Oh Say Can You See...Patrioism in the Press Box?

Shawn AvantsCorrespondent IApril 7, 2009

FORT WORTH, TX - APRIL 15:  Jimmie Johnson, driver of the #48 Lowe's Chevrolet, speaks with members of the media after crashing during the NASCAR Nextel Cup Series Samsung 500 at Texas Motor Speedway on April 15, 2007 in Fort Worth, Texas.  (Photo by Rusty Jarrett/Getty Images for NASCAR)

It has often been said NASCAR fans are the most patriotic and reverent fans in the sports world. NASCAR races are also one of the few sporting events I can think of that still televise the pre-race prayer and National Anthem.

But what about the reporters accompanying the NASCAR caravan as it crosses the United States? Do they share the same love of country? Do they rise and remove their hats when the fans do?

I am not trying to insinuate sports reporters are unpatriotic. As someone who does not have a journalism background, and had not been exposed to the hustle and bustle behind a major sporting event, I never considered the question.

But if you are like me, and have found yourself asking this question, I can answer it for you.

They do.

I am lucky enough to work in the infield media center at Texas Motor Speedway whenever NASCAR or the Indy Racing League comes to town.

My first race in the media center was the November 2007 Dickies 500, which Jimmie Johnson won en route to his second NASCAR NEXTEL (now Sprint) Cup Championship.

Before I started working in there, I enjoyed the races from the stands or from my living room. Of course, when you are in the stands, you hear the public address announcer ask everyone to please rise and remove their hats for the pre-race prayer and National Anthem.

I cannot recall ever seeing a race fan not doing so. It is what a patriotic American does.

But it never crossed my mind if the members of the press, nestled away in the media center, preparing to report the event the rest of us were also preparing to take part in the pre-race prayer and National Anthem.

The media center is a busy place, and only gets busier as race time gets closer. Hundreds of reporters, photographers, and other public relations people are running in and out constantly.

Television monitors are tuned to track feeds, network broadcasts, and scoring systems in order to provide constant streams of information.

Full-time track media center employees spend several months preparing for a race that lasts only a few hours, and it seems their workload only increases as it gets closer to the start time.

It may be the most stressful time of their weekend.

For reporters, there are already deadlines to be met, and others have the responsibility of providing updates instantaneously through a Web site or wire service.

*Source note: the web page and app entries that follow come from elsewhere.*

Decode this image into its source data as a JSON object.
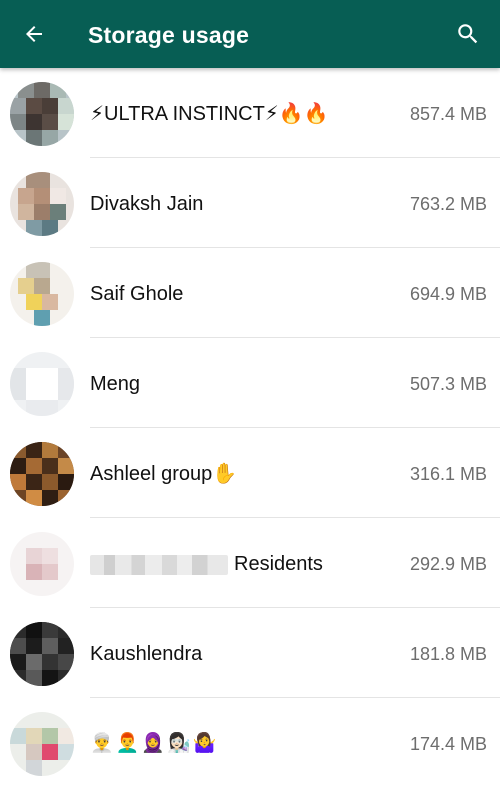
{
  "appbar": {
    "title": "Storage usage",
    "color": "#075e54",
    "back_icon": "arrow-back-icon",
    "search_icon": "search-icon"
  },
  "chats": [
    {
      "name": "⚡ULTRA INSTINCT⚡🔥🔥",
      "size": "857.4 MB"
    },
    {
      "name": "Divaksh Jain",
      "size": "763.2 MB"
    },
    {
      "name": "Saif Ghole",
      "size": "694.9 MB"
    },
    {
      "name": "Meng",
      "size": "507.3 MB"
    },
    {
      "name": "Ashleel group✋",
      "size": "316.1 MB"
    },
    {
      "name": "Residents",
      "size": "292.9 MB"
    },
    {
      "name": "Kaushlendra",
      "size": "181.8 MB"
    },
    {
      "name": "👳‍♂️👨‍🦰🧕👩🏻‍🔬🤷‍♀️",
      "size": "174.4 MB"
    }
  ]
}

I could understand if media center employees and reporters could not take a few moments to stop and show their respect for this country.

When I heard the announcer inform us it was time to stand, I tuned it out. I had things to do, and besides, I was in a building.

How could I be expected to know where the American flag was in order to face it? Who in the grandstands would see me being unpatriotic?

However, I was not the only one to hear the request to rise. Everyone who was seated around me began to stand up and face the television monitors. Those who were wearing hats or caps removed them as a sign of respect.

I heard one reporter who was on a cell phone tell the person he was talking to "I'll call you back. Its time for the anthem.”

The center became quiet. No typing, no talking. Just standing, and silence.

I got goosebumps. This hub of activity came to a complete standstill. The prayer began, and I noticed folks with their heads bowed, others being still and respectful.

When the National Anthem began, hands immediately covered hearts, and I could see a few reporters mouthing the words, following along in their own silent way.

As soon as the anthem was over, the media center came back to life. There was a race about to start and work to be done.

I am a Navy veteran, and have spent over 15 years in the public safety arena. I have seen many interesting things throughout the years, but that show of national pride and respect was one of the coolest things I had ever seen.

I would like to think this happens at every media center at every NASCAR race. Based on what I saw that night, I am sure it does.

However, I am not sure this happens at other sporting events across the country. I do not have any reason to believe it does not, but if not, and I am in that media center, at least one person will be standing for the prayer and the National Anthem.

I hope the others would join me.